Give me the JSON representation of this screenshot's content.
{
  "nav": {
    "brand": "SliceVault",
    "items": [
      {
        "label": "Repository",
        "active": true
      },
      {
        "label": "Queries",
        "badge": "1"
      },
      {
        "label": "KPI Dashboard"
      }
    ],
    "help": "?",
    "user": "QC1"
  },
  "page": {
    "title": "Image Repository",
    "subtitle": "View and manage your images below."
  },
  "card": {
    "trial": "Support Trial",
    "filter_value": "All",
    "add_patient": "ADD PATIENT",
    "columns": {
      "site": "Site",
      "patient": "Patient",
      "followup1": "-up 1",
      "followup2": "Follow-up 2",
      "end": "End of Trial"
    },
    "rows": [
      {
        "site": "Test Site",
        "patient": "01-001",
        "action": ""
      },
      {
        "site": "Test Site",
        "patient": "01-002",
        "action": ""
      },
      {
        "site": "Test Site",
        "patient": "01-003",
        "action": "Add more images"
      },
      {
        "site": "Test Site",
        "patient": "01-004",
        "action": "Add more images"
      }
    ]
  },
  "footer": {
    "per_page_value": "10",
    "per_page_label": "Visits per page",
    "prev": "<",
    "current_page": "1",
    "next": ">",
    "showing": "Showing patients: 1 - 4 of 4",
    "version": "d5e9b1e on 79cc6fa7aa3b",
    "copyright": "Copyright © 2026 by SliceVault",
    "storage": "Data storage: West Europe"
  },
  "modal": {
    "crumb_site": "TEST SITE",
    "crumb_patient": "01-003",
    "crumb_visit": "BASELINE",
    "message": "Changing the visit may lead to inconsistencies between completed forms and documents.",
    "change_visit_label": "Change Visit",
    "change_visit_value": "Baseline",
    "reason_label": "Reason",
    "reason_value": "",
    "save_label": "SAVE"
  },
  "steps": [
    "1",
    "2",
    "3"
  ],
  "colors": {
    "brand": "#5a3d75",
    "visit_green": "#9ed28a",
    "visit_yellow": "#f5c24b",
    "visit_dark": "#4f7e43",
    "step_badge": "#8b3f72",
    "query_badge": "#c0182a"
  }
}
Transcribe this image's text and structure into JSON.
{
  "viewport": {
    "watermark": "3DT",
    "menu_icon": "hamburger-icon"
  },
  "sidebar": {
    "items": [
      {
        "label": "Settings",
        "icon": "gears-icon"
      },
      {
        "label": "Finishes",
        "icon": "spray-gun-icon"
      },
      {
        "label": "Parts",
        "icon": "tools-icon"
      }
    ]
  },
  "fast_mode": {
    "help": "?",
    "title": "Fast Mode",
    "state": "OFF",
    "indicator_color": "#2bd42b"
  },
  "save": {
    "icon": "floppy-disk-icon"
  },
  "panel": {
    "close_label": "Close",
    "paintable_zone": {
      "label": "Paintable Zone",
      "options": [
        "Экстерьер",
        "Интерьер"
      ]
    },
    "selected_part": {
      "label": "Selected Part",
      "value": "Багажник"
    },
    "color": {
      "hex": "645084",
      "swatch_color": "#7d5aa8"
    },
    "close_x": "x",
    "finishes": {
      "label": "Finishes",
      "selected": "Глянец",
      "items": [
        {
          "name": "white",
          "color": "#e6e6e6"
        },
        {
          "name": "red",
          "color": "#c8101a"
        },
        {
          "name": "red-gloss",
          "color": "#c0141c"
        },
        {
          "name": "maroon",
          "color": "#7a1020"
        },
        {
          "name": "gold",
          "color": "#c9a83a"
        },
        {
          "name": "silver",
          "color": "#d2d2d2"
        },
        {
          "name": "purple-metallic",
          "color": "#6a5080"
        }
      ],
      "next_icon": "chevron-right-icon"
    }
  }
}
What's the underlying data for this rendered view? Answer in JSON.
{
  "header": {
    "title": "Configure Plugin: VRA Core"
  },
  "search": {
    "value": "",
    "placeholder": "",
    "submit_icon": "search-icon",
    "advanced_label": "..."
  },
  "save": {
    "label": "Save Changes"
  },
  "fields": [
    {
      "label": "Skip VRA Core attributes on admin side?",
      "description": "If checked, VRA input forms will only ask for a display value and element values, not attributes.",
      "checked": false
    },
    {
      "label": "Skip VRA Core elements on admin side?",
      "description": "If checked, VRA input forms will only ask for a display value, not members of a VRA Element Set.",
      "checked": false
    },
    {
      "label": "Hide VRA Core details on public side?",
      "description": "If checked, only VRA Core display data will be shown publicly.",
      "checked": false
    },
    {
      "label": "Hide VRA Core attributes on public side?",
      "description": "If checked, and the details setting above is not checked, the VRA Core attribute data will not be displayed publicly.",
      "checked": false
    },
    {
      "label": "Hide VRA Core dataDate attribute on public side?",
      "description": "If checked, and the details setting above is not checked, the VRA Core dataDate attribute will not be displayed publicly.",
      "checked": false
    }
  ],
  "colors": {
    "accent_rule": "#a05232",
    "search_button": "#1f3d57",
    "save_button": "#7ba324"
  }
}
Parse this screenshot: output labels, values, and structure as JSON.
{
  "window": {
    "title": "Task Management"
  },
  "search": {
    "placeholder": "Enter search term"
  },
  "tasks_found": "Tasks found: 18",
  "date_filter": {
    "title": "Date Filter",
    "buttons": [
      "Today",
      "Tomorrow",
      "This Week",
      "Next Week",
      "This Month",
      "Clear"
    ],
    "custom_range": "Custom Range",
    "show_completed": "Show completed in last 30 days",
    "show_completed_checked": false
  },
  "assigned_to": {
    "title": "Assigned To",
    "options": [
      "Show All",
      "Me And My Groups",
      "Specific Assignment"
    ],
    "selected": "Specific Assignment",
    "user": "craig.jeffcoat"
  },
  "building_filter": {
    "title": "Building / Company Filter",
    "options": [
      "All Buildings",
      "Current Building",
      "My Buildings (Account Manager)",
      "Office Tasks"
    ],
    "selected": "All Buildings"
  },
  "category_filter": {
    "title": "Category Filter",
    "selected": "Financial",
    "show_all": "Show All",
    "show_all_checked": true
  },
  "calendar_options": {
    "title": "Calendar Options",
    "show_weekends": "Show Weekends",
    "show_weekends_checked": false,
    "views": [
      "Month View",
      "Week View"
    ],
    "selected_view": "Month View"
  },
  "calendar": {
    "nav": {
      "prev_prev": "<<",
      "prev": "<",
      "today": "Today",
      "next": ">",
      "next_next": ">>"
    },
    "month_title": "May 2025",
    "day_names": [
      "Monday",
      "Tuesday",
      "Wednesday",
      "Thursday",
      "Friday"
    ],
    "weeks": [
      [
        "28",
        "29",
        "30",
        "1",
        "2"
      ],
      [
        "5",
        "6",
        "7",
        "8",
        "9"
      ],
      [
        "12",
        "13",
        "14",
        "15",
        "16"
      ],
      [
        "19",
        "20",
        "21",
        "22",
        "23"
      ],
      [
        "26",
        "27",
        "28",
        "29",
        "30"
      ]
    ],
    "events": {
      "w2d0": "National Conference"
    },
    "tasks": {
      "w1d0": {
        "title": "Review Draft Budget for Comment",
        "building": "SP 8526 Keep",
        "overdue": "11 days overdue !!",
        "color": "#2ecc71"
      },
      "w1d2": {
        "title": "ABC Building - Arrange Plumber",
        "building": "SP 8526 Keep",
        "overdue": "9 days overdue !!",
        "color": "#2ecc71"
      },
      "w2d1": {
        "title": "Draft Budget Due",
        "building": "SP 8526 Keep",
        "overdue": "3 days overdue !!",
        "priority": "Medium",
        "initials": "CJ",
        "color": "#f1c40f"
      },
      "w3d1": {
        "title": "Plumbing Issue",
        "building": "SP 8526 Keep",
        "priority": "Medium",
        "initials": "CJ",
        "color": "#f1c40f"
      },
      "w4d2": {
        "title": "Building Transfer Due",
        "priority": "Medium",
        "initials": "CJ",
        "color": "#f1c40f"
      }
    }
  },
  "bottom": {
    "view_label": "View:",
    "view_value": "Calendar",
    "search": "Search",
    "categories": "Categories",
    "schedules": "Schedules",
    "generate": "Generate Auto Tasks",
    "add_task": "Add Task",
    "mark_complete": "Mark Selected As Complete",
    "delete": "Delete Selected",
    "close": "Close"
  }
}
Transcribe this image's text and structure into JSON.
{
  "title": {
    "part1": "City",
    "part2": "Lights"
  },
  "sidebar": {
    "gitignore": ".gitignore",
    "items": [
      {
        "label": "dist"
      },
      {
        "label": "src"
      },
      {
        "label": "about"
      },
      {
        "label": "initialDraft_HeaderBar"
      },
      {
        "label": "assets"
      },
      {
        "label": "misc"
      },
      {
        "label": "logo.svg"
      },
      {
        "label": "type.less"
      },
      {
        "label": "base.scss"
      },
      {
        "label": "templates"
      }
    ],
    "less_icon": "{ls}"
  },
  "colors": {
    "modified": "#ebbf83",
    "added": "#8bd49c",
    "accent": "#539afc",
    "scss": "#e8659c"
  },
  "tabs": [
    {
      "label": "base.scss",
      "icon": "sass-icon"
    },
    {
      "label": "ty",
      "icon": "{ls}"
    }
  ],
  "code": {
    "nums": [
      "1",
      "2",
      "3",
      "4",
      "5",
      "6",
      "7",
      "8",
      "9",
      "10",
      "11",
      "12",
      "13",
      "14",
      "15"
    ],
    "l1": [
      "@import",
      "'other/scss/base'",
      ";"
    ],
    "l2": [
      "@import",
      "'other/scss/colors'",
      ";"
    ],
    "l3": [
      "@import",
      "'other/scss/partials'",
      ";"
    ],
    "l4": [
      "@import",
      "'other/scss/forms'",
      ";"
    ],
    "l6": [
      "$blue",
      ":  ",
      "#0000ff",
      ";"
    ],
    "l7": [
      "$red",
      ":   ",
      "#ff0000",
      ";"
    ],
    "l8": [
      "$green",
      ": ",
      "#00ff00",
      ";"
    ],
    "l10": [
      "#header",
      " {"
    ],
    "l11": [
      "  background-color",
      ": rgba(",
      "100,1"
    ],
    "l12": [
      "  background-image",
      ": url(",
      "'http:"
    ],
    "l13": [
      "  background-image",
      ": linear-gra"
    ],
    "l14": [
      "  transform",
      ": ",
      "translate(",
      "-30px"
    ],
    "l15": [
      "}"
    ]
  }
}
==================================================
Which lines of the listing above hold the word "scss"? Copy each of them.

_Worked solution:_
        "label": "base.scss"
    "scss": "#e8659c"
      "label": "base.scss",
      "'other/scss/base'",
      "'other/scss/colors'",
      "'other/scss/partials'",
      "'other/scss/forms'",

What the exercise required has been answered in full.